WR Andre Johnson
Comparing Johnson to Wayne and Smith is difficult. He had more dominant stretches with higher peaks but didn’t have the touchdown totals. Johnson also dealt with the worst quarterback situations, yet still led the NFL twice in receptions and receiving yards.
Johnson played 14 seasons, with 11 being statistically significant in his case. He was a dominant force even when defenses knew where the ball was going. Like Smith, I don’t think stats tell the whole story about how talented Johnson was.
He should also make it into the Hall of Fame after falling short as a two-time finalist.
WR Torry Holt
We’ve seen Torry Holt make the final list four times after becoming eligible in 2015. Holt has a strong résumé after being at least solid in each of his 11 years played. His run from 2000 through 2005 was spectacular, but because he played with fellow Hall of Famer Isaac Bruce, he lost some production to another star.
Holt finished 22nd with 920 receptions, 17th with 13,382 yards, and 40th with 74 touchdowns. His best argument is that he had eight consecutive seasons with at least 1,188 yards and led the NFL twice in receiving yards. Holt was a premier big-play threat and continued to be a solid contributor until he retired at 33 years old.
KR/PR Devin Hester
Getting specialists into the Hall of Fame has proven to be difficult. Devin Hester fell short of being inducted into the Hall of Fame for the second straight year despite earning a finalist status.
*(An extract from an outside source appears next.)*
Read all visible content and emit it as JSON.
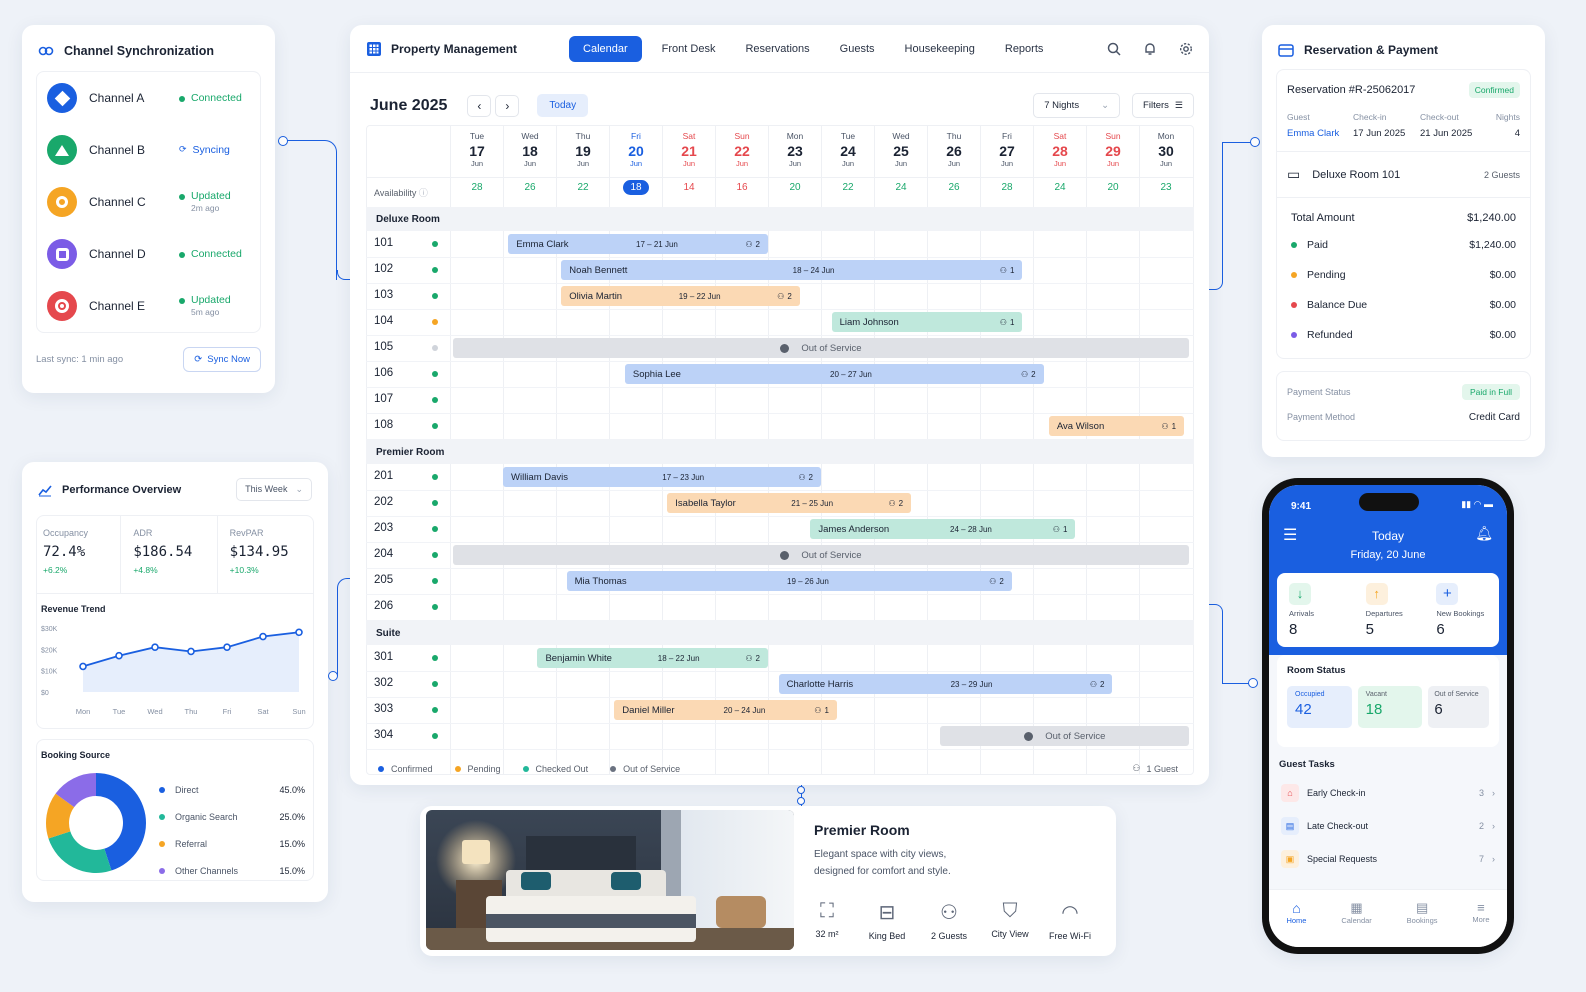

Nevertheless, Hester changed how special teams were viewed and is undoubtedly the best to ever return punts.
Hester recorded 14 punt returns for touchdowns and another five kick returns for scores. He’s one of two players in NFL history with double-digit punt return touchdowns (Eric Metcalf with 10).
The former Bears great was a three-time first-team All-Pro and four-time Pro Bowler, in addition to earning a spot on the NFL’s 100th Anniversary All-Time Team and being a member of both the 2000s and 2010s All-Decade Teams.
Edge Dwight Freeney
I think Dwight Freeney is the cut-off for players who will be seriously considered for the Hall of Fame in 2024. Freeney, who finished his career with 125.5 sacks (26th all-time), was a finalist in his first season as an eligible candidate for 2023 but fell short.
Freeney had a dominant stretch from his rookie season in 2002 through 2011 before becoming a journeyman who played for five teams in six seasons. His 11-year run with the Colts was spectacular, totaling 107.5 of his sacks and earning seven Pro Bowls and three first-team All-Pro nods.
Eligible Players on the 2024 Ballot
- Julius Peppers, EDGE (2002-2018)
- Antonio Gates, Tight End (2003-2018)
- Haloti Ngata, Defensive Tackle (2006-2018)
- Jamaal Charles, Running Back (2008-2018)
- Brandon Marshall, Wide Receiver (2006-2018)
- T.J. Lang, Offensive Lineman (2009-2018)
- Jordy Nelson, Wide Receiver (2008-2018)
- Josh Sitton, Offensive Lineman (2008-2018)
- Max Unger, Offensive Lineman (2009-2018)